REQUIRED ACTION — Return the entries below verbatim. Pictures stay out.

------ AVAILABLE DATA

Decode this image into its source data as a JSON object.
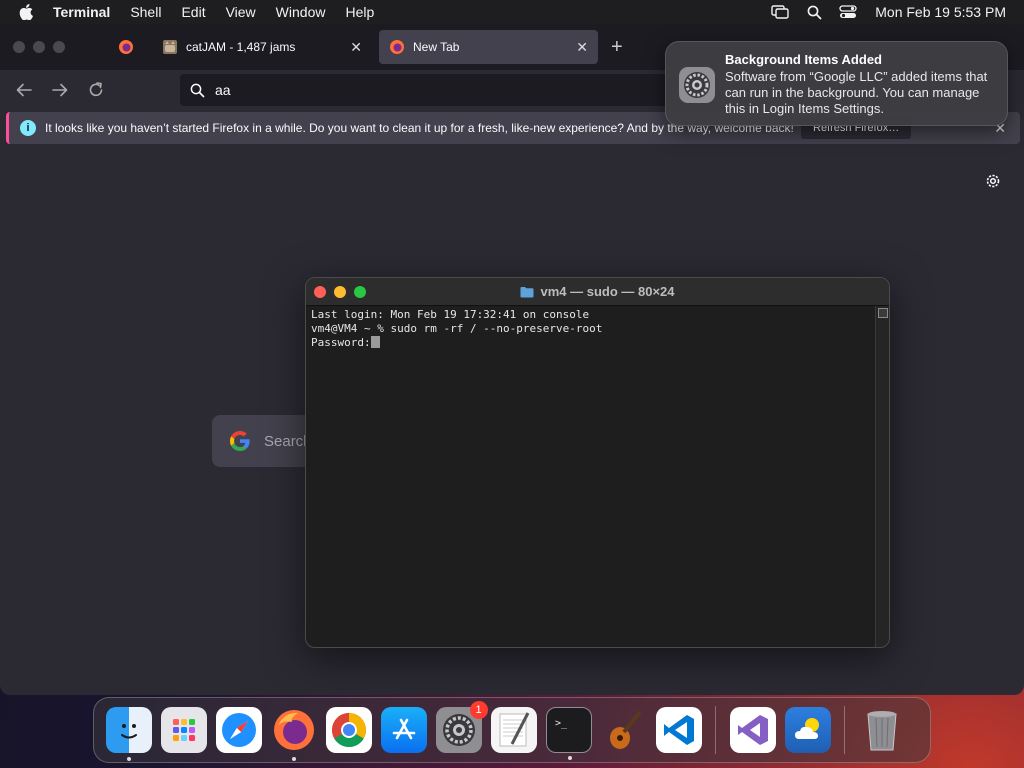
{
  "menubar": {
    "app_name": "Terminal",
    "items": [
      "Shell",
      "Edit",
      "View",
      "Window",
      "Help"
    ],
    "clock": "Mon Feb 19  5:53 PM"
  },
  "firefox": {
    "tabs": [
      {
        "title": "catJAM - 1,487 jams",
        "active": false
      },
      {
        "title": "New Tab",
        "active": true
      }
    ],
    "url_text": "aa",
    "infobar": {
      "message": "It looks like you haven’t started Firefox in a while. Do you want to clean it up for a fresh, like-new experience? And by the way, welcome back!",
      "button": "Refresh Firefox…"
    },
    "search_placeholder": "Search"
  },
  "notification": {
    "title": "Background Items Added",
    "body": "Software from “Google LLC” added items that can run in the background. You can manage this in Login Items Settings."
  },
  "terminal": {
    "title": "vm4 — sudo — 80×24",
    "lines": [
      "Last login: Mon Feb 19 17:32:41 on console",
      "vm4@VM4 ~ % sudo rm -rf / --no-preserve-root"
    ],
    "prompt": "Password:"
  },
  "dock": {
    "apps": [
      "Finder",
      "Launchpad",
      "Safari",
      "Firefox",
      "Google Chrome",
      "App Store",
      "System Settings",
      "TextEdit",
      "Terminal",
      "GarageBand",
      "Visual Studio Code",
      "Visual Studio",
      "Weather",
      "Trash"
    ],
    "settings_badge": "1"
  }
}
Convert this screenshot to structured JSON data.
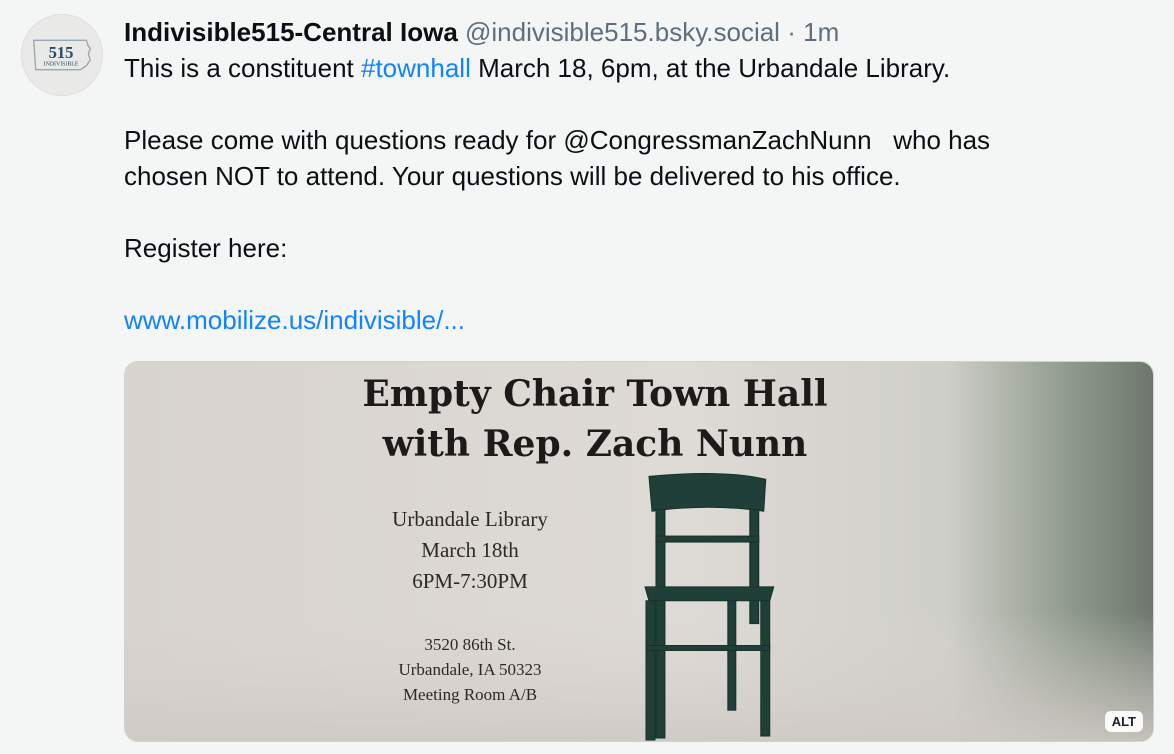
{
  "post": {
    "author": "Indivisible515-Central Iowa",
    "handle": "@indivisible515.bsky.social",
    "separator": "·",
    "time": "1m",
    "avatar": {
      "number": "515",
      "label": "INDIVISIBLE"
    },
    "line1_before": "This is a constituent ",
    "hashtag": "#townhall",
    "line1_after": " March 18, 6pm, at the Urbandale Library.",
    "para2_line1": "Please come with questions ready for @CongressmanZachNunn   who has",
    "para2_line2": "chosen NOT to attend. Your questions will be delivered to his office.",
    "register": "Register here:",
    "link": "www.mobilize.us/indivisible/..."
  },
  "image": {
    "title_line1": "Empty Chair Town Hall",
    "title_line2": "with Rep. Zach Nunn",
    "venue": "Urbandale Library",
    "date": "March 18th",
    "time": "6PM-7:30PM",
    "address1": "3520 86th St.",
    "address2": "Urbandale, IA 50323",
    "room": "Meeting Room A/B",
    "alt_badge": "ALT"
  }
}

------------

TASK SOLUTION —
Decode this image into its source data as a JSON object.
{
  "menubar": {
    "app_name": "Terminal",
    "items": [
      "Shell",
      "Edit",
      "View",
      "Window",
      "Help"
    ],
    "clock": "Mon Feb 19  5:53 PM"
  },
  "firefox": {
    "tabs": [
      {
        "title": "catJAM - 1,487 jams",
        "active": false
      },
      {
        "title": "New Tab",
        "active": true
      }
    ],
    "url_text": "aa",
    "infobar": {
      "message": "It looks like you haven’t started Firefox in a while. Do you want to clean it up for a fresh, like-new experience? And by the way, welcome back!",
      "button": "Refresh Firefox…"
    },
    "search_placeholder": "Search"
  },
  "notification": {
    "title": "Background Items Added",
    "body": "Software from “Google LLC” added items that can run in the background. You can manage this in Login Items Settings."
  },
  "terminal": {
    "title": "vm4 — sudo — 80×24",
    "lines": [
      "Last login: Mon Feb 19 17:32:41 on console",
      "vm4@VM4 ~ % sudo rm -rf / --no-preserve-root"
    ],
    "prompt": "Password:"
  },
  "dock": {
    "apps": [
      "Finder",
      "Launchpad",
      "Safari",
      "Firefox",
      "Google Chrome",
      "App Store",
      "System Settings",
      "TextEdit",
      "Terminal",
      "GarageBand",
      "Visual Studio Code",
      "Visual Studio",
      "Weather",
      "Trash"
    ],
    "settings_badge": "1"
  }
}
Convert this screenshot to structured JSON data.
{
  "post": {
    "author": "Indivisible515-Central Iowa",
    "handle": "@indivisible515.bsky.social",
    "separator": "·",
    "time": "1m",
    "avatar": {
      "number": "515",
      "label": "INDIVISIBLE"
    },
    "line1_before": "This is a constituent ",
    "hashtag": "#townhall",
    "line1_after": " March 18, 6pm, at the Urbandale Library.",
    "para2_line1": "Please come with questions ready for @CongressmanZachNunn   who has",
    "para2_line2": "chosen NOT to attend. Your questions will be delivered to his office.",
    "register": "Register here:",
    "link": "www.mobilize.us/indivisible/..."
  },
  "image": {
    "title_line1": "Empty Chair Town Hall",
    "title_line2": "with Rep. Zach Nunn",
    "venue": "Urbandale Library",
    "date": "March 18th",
    "time": "6PM-7:30PM",
    "address1": "3520 86th St.",
    "address2": "Urbandale, IA 50323",
    "room": "Meeting Room A/B",
    "alt_badge": "ALT"
  }
}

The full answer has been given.